App and web page records:
»»
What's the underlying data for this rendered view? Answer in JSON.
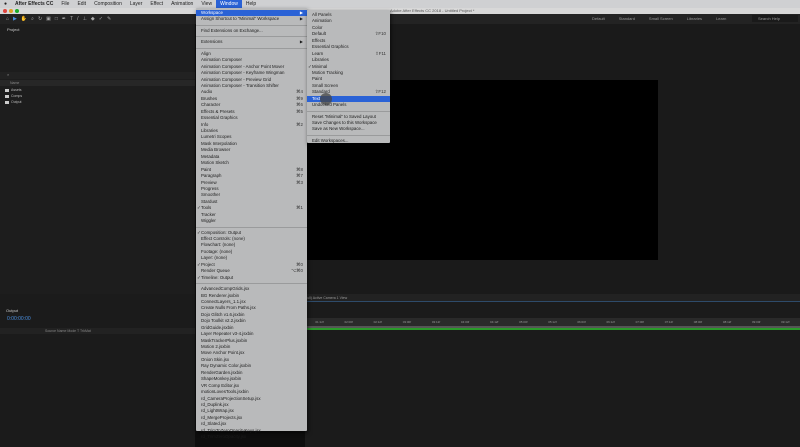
{
  "menubar": {
    "apple": "",
    "app": "After Effects CC",
    "items": [
      "File",
      "Edit",
      "Composition",
      "Layer",
      "Effect",
      "Animation",
      "View",
      "Window",
      "Help"
    ],
    "active": "Window"
  },
  "titlebar": {
    "title": "Adobe After Effects CC 2018 - Untitled Project *"
  },
  "toolbar": {
    "workspaces": [
      "Default",
      "Standard",
      "Small Screen",
      "Libraries",
      "Learn"
    ],
    "search_placeholder": "Search Help"
  },
  "project": {
    "tab": "Project",
    "column": "Name",
    "items": [
      "Assets",
      "Comps",
      "Output"
    ]
  },
  "viewer": {
    "toolbar": "(Full)   Active Camera   1 View"
  },
  "timeline": {
    "tab": "Output",
    "timecode": "0:00:00:00",
    "columns": "Source Name          Mode     T  TrkMat",
    "ruler": [
      "01:12f",
      "02:00f",
      "02:12f",
      "03:00f",
      "03:12f",
      "04:00f",
      "04:12f",
      "05:00f",
      "05:12f",
      "06:00f",
      "06:12f",
      "07:00f",
      "07:12f",
      "08:00f",
      "08:12f",
      "09:00f",
      "09:12f"
    ]
  },
  "window_menu": [
    {
      "label": "Workspace",
      "submenu": true,
      "highlight": true
    },
    {
      "label": "Assign Shortcut to \"Minimal\" Workspace",
      "submenu": true
    },
    {
      "sep": true
    },
    {
      "label": "Find Extensions on Exchange..."
    },
    {
      "sep": true
    },
    {
      "label": "Extensions",
      "submenu": true
    },
    {
      "sep": true
    },
    {
      "label": "Align"
    },
    {
      "label": "Animation Composer"
    },
    {
      "label": "Animation Composer - Anchor Point Mover"
    },
    {
      "label": "Animation Composer - Keyframe Wingman"
    },
    {
      "label": "Animation Composer - Preview Grid"
    },
    {
      "label": "Animation Composer - Transition Shifter"
    },
    {
      "label": "Audio",
      "shortcut": "⌘4"
    },
    {
      "label": "Brushes",
      "shortcut": "⌘9"
    },
    {
      "label": "Character",
      "shortcut": "⌘6"
    },
    {
      "label": "Effects & Presets",
      "shortcut": "⌘5"
    },
    {
      "label": "Essential Graphics"
    },
    {
      "label": "Info",
      "shortcut": "⌘2"
    },
    {
      "label": "Libraries"
    },
    {
      "label": "Lumetri Scopes"
    },
    {
      "label": "Mask Interpolation"
    },
    {
      "label": "Media Browser"
    },
    {
      "label": "Metadata"
    },
    {
      "label": "Motion Sketch"
    },
    {
      "label": "Paint",
      "shortcut": "⌘8"
    },
    {
      "label": "Paragraph",
      "shortcut": "⌘7"
    },
    {
      "label": "Preview",
      "shortcut": "⌘3"
    },
    {
      "label": "Progress"
    },
    {
      "label": "Smoother"
    },
    {
      "label": "Stardust"
    },
    {
      "label": "Tools",
      "shortcut": "⌘1",
      "checked": true
    },
    {
      "label": "Tracker"
    },
    {
      "label": "Wiggler"
    },
    {
      "sep": true
    },
    {
      "label": "Composition: Output",
      "checked": true
    },
    {
      "label": "Effect Controls: (none)"
    },
    {
      "label": "Flowchart: (none)"
    },
    {
      "label": "Footage: (none)"
    },
    {
      "label": "Layer: (none)"
    },
    {
      "label": "Project",
      "shortcut": "⌘0",
      "checked": true
    },
    {
      "label": "Render Queue",
      "shortcut": "⌥⌘0"
    },
    {
      "label": "Timeline: Output",
      "checked": true
    },
    {
      "sep": true
    },
    {
      "label": "AdvancedCompGrids.jsx"
    },
    {
      "label": "BG Renderer.jsxbin"
    },
    {
      "label": "ConnectLayers_1.1.jsx"
    },
    {
      "label": "Create Nulls From Paths.jsx"
    },
    {
      "label": "Dojo Glitch v1.6.jsxbin"
    },
    {
      "label": "Dojo Toolkit v2.2.jsxbin"
    },
    {
      "label": "GridGuide.jsxbin"
    },
    {
      "label": "Layer Repeater v3-4.jsxbin"
    },
    {
      "label": "MaskTrackerPlus.jsxbin"
    },
    {
      "label": "Motion 2.jsxbin"
    },
    {
      "label": "Move Anchor Point.jsx"
    },
    {
      "label": "Onion Skin.jsx"
    },
    {
      "label": "Ray Dynamic Color.jsxbin"
    },
    {
      "label": "RenderGarden.jsxbin"
    },
    {
      "label": "ShapeMonkey.jsxbin"
    },
    {
      "label": "VR Comp Editor.jsx"
    },
    {
      "label": "motionLovesTools.jsxbin"
    },
    {
      "label": "rd_CameraProjectionSetup.jsx"
    },
    {
      "label": "rd_Duplink.jsx"
    },
    {
      "label": "rd_LightWrap.jsx"
    },
    {
      "label": "rd_MergeProjects.jsx"
    },
    {
      "label": "rd_Slated.jsx"
    },
    {
      "label": "rd_TrimToZeroOpacityKeys.jsx"
    },
    {
      "label": "rd_TrimZeroOpacity.jsx"
    }
  ],
  "workspace_menu": [
    {
      "label": "All Panels"
    },
    {
      "label": "Animation"
    },
    {
      "label": "Color"
    },
    {
      "label": "Default",
      "shortcut": "⇧F10"
    },
    {
      "label": "Effects"
    },
    {
      "label": "Essential Graphics"
    },
    {
      "label": "Learn",
      "shortcut": "⇧F11"
    },
    {
      "label": "Libraries"
    },
    {
      "label": "Minimal",
      "checked": true
    },
    {
      "label": "Motion Tracking"
    },
    {
      "label": "Paint"
    },
    {
      "label": "Small Screen"
    },
    {
      "label": "Standard",
      "shortcut": "⇧F12"
    },
    {
      "label": "Text",
      "highlight": true
    },
    {
      "label": "Undocked Panels"
    },
    {
      "sep": true
    },
    {
      "label": "Reset \"Minimal\" to Saved Layout"
    },
    {
      "label": "Save Changes to this Workspace"
    },
    {
      "label": "Save as New Workspace..."
    },
    {
      "sep": true
    },
    {
      "label": "Edit Workspaces..."
    }
  ],
  "colors": {
    "highlight": "#2a62d6",
    "menu_bg": "#b9babb",
    "timecode": "#4a8fe0"
  }
}
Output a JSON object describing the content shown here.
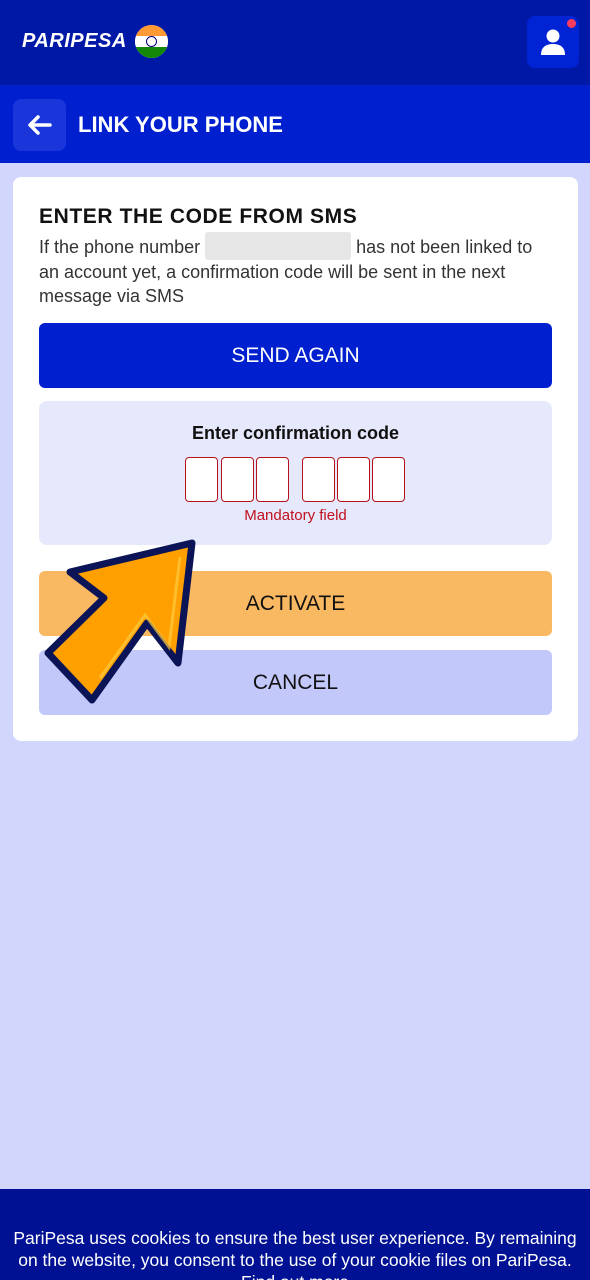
{
  "header": {
    "brand": "PARIPESA",
    "flag_icon": "india-flag-icon",
    "user_icon": "user-icon",
    "notification_color": "#ff3b5c"
  },
  "titlebar": {
    "back_icon": "arrow-left-icon",
    "title": "LINK YOUR PHONE"
  },
  "card": {
    "heading": "ENTER THE CODE FROM SMS",
    "desc_before": "If the phone number ",
    "desc_after": " has not been linked to an account yet, a confirmation code will be sent in the next message via SMS",
    "send_again_label": "SEND AGAIN",
    "code_label": "Enter confirmation code",
    "code_digits": [
      "",
      "",
      "",
      "",
      "",
      ""
    ],
    "mandatory_text": "Mandatory field",
    "activate_label": "ACTIVATE",
    "cancel_label": "CANCEL"
  },
  "overlay": {
    "arrow_icon": "pointer-arrow-icon"
  },
  "cookie": {
    "text": "PariPesa uses cookies to ensure the best user experience. By remaining on the website, you consent to the use of your cookie files on PariPesa.",
    "link_label": "Find out more"
  },
  "colors": {
    "header_bg": "#0018a6",
    "titlebar_bg": "#0020d0",
    "page_bg": "#d3d6fc",
    "primary_button": "#0020d0",
    "activate_button": "#f9b862",
    "cancel_button": "#c3c8fb",
    "error_red": "#c0111f"
  }
}
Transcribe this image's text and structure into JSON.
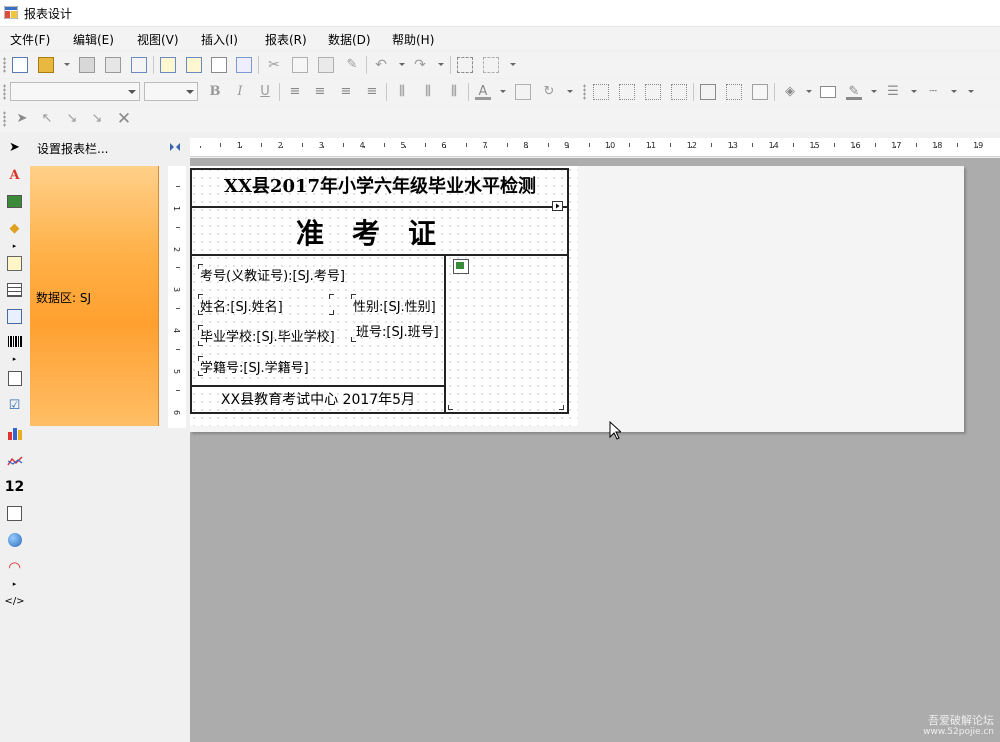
{
  "window": {
    "title": "报表设计"
  },
  "menu": [
    "文件(F)",
    "编辑(E)",
    "视图(V)",
    "插入(I)",
    "报表(R)",
    "数据(D)",
    "帮助(H)"
  ],
  "band_panel": {
    "header": "设置报表栏...",
    "band_label": "数据区: SJ"
  },
  "ruler": {
    "h_numbers": [
      "1",
      "2",
      "3",
      "4",
      "5",
      "6",
      "7",
      "8",
      "9",
      "10",
      "11",
      "12",
      "13",
      "14",
      "15",
      "16",
      "17",
      "18",
      "19"
    ],
    "v_numbers": [
      "1",
      "2",
      "3",
      "4",
      "5",
      "6"
    ]
  },
  "report": {
    "title": "XX县2017年小学六年级毕业水平检测",
    "subtitle": "准考证",
    "fields": {
      "exam_no": "考号(义教证号):[SJ.考号]",
      "name": "姓名:[SJ.姓名]",
      "gender": "性别:[SJ.性别]",
      "school": "毕业学校:[SJ.毕业学校]",
      "class": "班号:[SJ.班号]",
      "student_id": "学籍号:[SJ.学籍号]"
    },
    "footer": "XX县教育考试中心 2017年5月"
  },
  "watermark": {
    "line1": "吾爱破解论坛",
    "line2": "www.52pojie.cn"
  }
}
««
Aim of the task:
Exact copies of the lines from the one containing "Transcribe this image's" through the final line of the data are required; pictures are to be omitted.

Expected answer:
Transcribe this image's text and structure into JSON.
{
  "window": {
    "title": "报表设计"
  },
  "menu": [
    "文件(F)",
    "编辑(E)",
    "视图(V)",
    "插入(I)",
    "报表(R)",
    "数据(D)",
    "帮助(H)"
  ],
  "band_panel": {
    "header": "设置报表栏...",
    "band_label": "数据区: SJ"
  },
  "ruler": {
    "h_numbers": [
      "1",
      "2",
      "3",
      "4",
      "5",
      "6",
      "7",
      "8",
      "9",
      "10",
      "11",
      "12",
      "13",
      "14",
      "15",
      "16",
      "17",
      "18",
      "19"
    ],
    "v_numbers": [
      "1",
      "2",
      "3",
      "4",
      "5",
      "6"
    ]
  },
  "report": {
    "title": "XX县2017年小学六年级毕业水平检测",
    "subtitle": "准考证",
    "fields": {
      "exam_no": "考号(义教证号):[SJ.考号]",
      "name": "姓名:[SJ.姓名]",
      "gender": "性别:[SJ.性别]",
      "school": "毕业学校:[SJ.毕业学校]",
      "class": "班号:[SJ.班号]",
      "student_id": "学籍号:[SJ.学籍号]"
    },
    "footer": "XX县教育考试中心 2017年5月"
  },
  "watermark": {
    "line1": "吾爱破解论坛",
    "line2": "www.52pojie.cn"
  }
}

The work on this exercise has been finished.